Wherever a line of the listing holds the string "status", copy that line.
(INPUT DATA Opens)
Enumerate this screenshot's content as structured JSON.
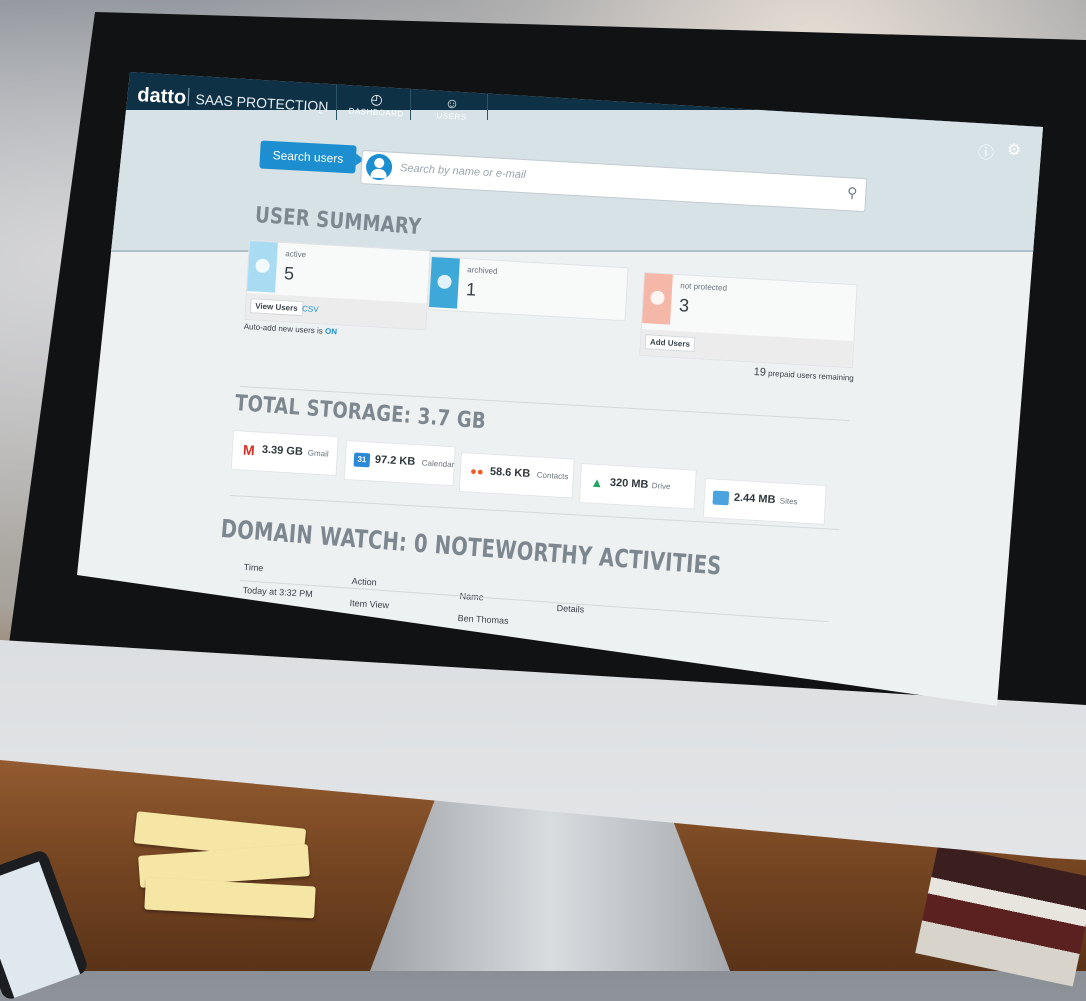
{
  "app": {
    "brand": "datto",
    "product": "SAAS PROTECTION",
    "nav": [
      {
        "label": "DASHBOARD",
        "icon": "dashboard-gauge-icon"
      },
      {
        "label": "USERS",
        "icon": "user-icon"
      }
    ],
    "top_icons": [
      "alert-icon",
      "gear-icon"
    ]
  },
  "search": {
    "button_label": "Search users",
    "placeholder": "Search by name or e-mail"
  },
  "user_summary": {
    "title": "USER SUMMARY",
    "cards": [
      {
        "status": "active",
        "count": "5",
        "color": "#a9dcf3"
      },
      {
        "status": "archived",
        "count": "1",
        "color": "#3ea8d8"
      },
      {
        "status": "not protected",
        "count": "3",
        "color": "#f5b7a8"
      }
    ],
    "view_users": "View Users",
    "csv": "CSV",
    "auto_add_prefix": "Auto-add new users is",
    "auto_add_state": "ON",
    "add_users": "Add Users",
    "prepaid_count": "19",
    "prepaid_text": "prepaid users remaining"
  },
  "storage": {
    "title": "TOTAL STORAGE: 3.7 GB",
    "items": [
      {
        "value": "3.39 GB",
        "name": "Gmail",
        "icon": "gmail-icon",
        "color": "#d93025"
      },
      {
        "value": "97.2 KB",
        "name": "Calendar",
        "icon": "calendar-icon",
        "color": "#2b8ad8",
        "glyph": "31"
      },
      {
        "value": "58.6 KB",
        "name": "Contacts",
        "icon": "contacts-icon",
        "color": "#f05a24"
      },
      {
        "value": "320 MB",
        "name": "Drive",
        "icon": "drive-icon",
        "color": "#1fa463"
      },
      {
        "value": "2.44 MB",
        "name": "Sites",
        "icon": "sites-icon",
        "color": "#4aa3df"
      }
    ]
  },
  "domain_watch": {
    "title": "DOMAIN WATCH: 0 NOTEWORTHY ACTIVITIES",
    "columns": [
      "Time",
      "Action",
      "Name",
      "Details"
    ],
    "rows": [
      {
        "time": "Today at 3:32 PM",
        "action": "Item View",
        "name": "Ben Thomas",
        "details": ""
      }
    ]
  }
}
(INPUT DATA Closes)
### OUTPUT FOR THIS TASK
        "status": "active",
        "status": "archived",
        "status": "not protected",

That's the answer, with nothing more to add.